=== Section Start ===

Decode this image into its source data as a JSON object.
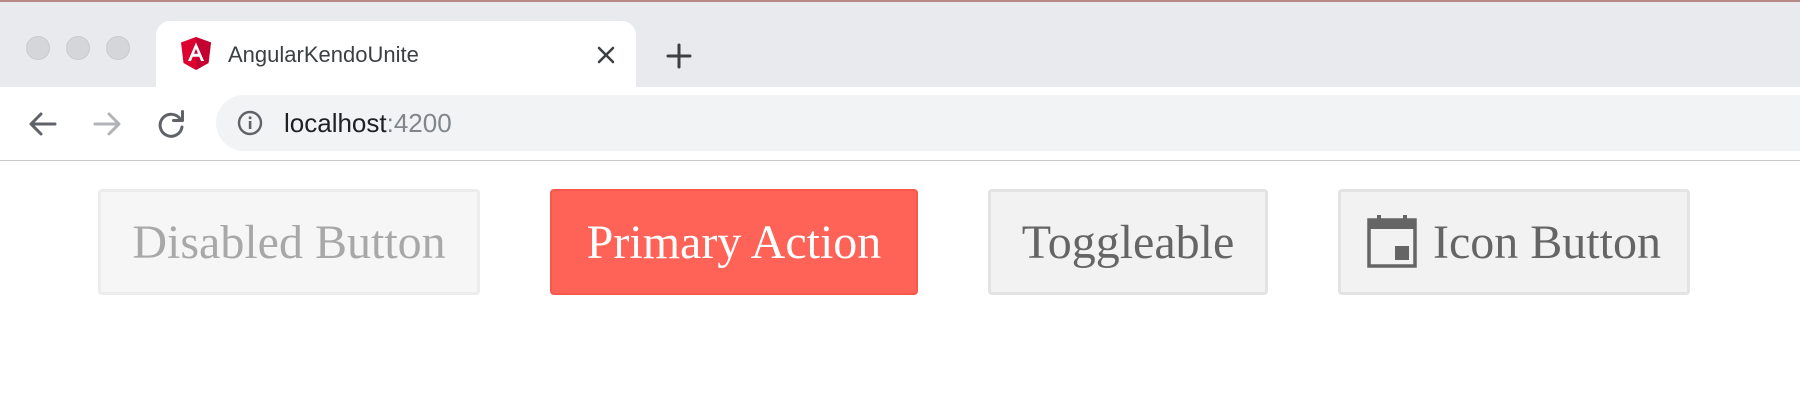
{
  "browser": {
    "tab": {
      "title": "AngularKendoUnite",
      "favicon": "angular-icon",
      "favicon_color": "#dd0031"
    },
    "new_tab_icon": "plus-icon",
    "toolbar": {
      "back_icon": "arrow-left-icon",
      "forward_icon": "arrow-right-icon",
      "reload_icon": "reload-icon",
      "address": {
        "info_icon": "info-icon",
        "host": "localhost",
        "port": ":4200"
      }
    }
  },
  "page": {
    "buttons": {
      "disabled": {
        "label": "Disabled Button",
        "state": "disabled"
      },
      "primary": {
        "label": "Primary Action",
        "color": "#ff6358"
      },
      "toggle": {
        "label": "Toggleable"
      },
      "icon": {
        "label": "Icon Button",
        "icon": "calendar-icon"
      }
    }
  }
}
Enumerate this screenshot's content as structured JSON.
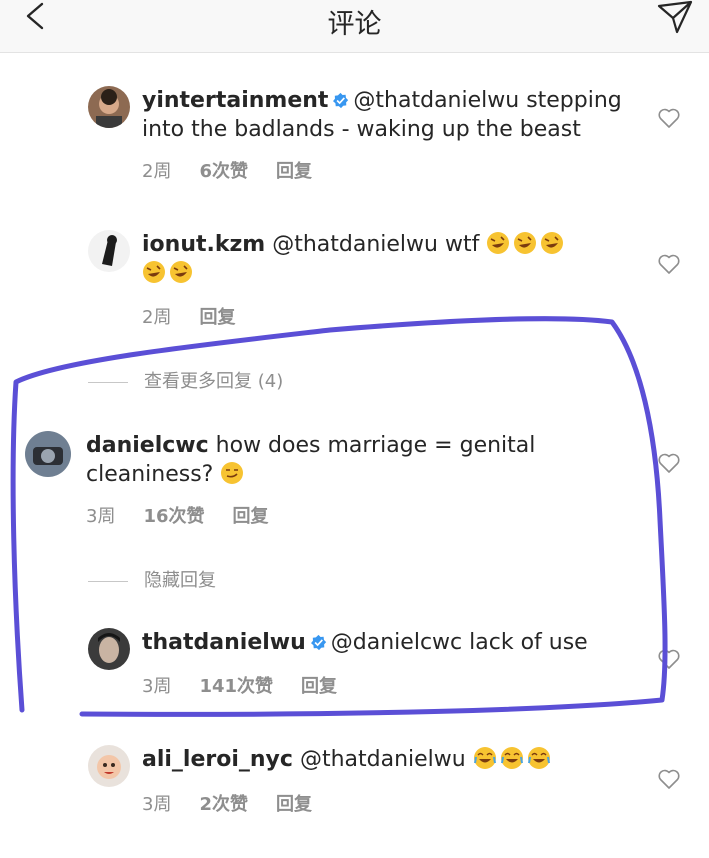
{
  "header": {
    "title": "评论",
    "back_icon": "chevron-left-icon",
    "share_icon": "paper-plane-icon"
  },
  "comments": [
    {
      "username": "yintertainment",
      "verified": true,
      "mention": "@thatdanielwu",
      "text": "stepping into the badlands - waking up the beast",
      "time": "2周",
      "likes": "6次赞",
      "reply": "回复"
    },
    {
      "username": "ionut.kzm",
      "verified": false,
      "mention": "@thatdanielwu",
      "text": "wtf",
      "emojis": [
        "rofl-emoji",
        "rofl-emoji",
        "rofl-emoji",
        "rofl-emoji",
        "rofl-emoji"
      ],
      "time": "2周",
      "reply": "回复"
    },
    {
      "username": "danielcwc",
      "verified": false,
      "text": "how does marriage = genital cleaniness?",
      "emojis": [
        "smirk-emoji"
      ],
      "time": "3周",
      "likes": "16次赞",
      "reply": "回复"
    },
    {
      "username": "thatdanielwu",
      "verified": true,
      "mention": "@danielcwc",
      "text": "lack of use",
      "time": "3周",
      "likes": "141次赞",
      "reply": "回复"
    },
    {
      "username": "ali_leroi_nyc",
      "verified": false,
      "mention": "@thatdanielwu",
      "emojis": [
        "joy-emoji",
        "joy-emoji",
        "joy-emoji"
      ],
      "time": "3周",
      "likes": "2次赞",
      "reply": "回复"
    }
  ],
  "threads": {
    "view_more": "查看更多回复 (4)",
    "hide": "隐藏回复"
  },
  "colors": {
    "text": "#262626",
    "meta": "#8e8e8e",
    "verified": "#3897f0",
    "highlight": "#5b4fd6"
  }
}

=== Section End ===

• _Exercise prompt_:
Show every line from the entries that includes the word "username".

• _Task answer_:
      "username": "yintertainment",
      "username": "ionut.kzm",
      "username": "danielcwc",
      "username": "thatdanielwu",
      "username": "ali_leroi_nyc",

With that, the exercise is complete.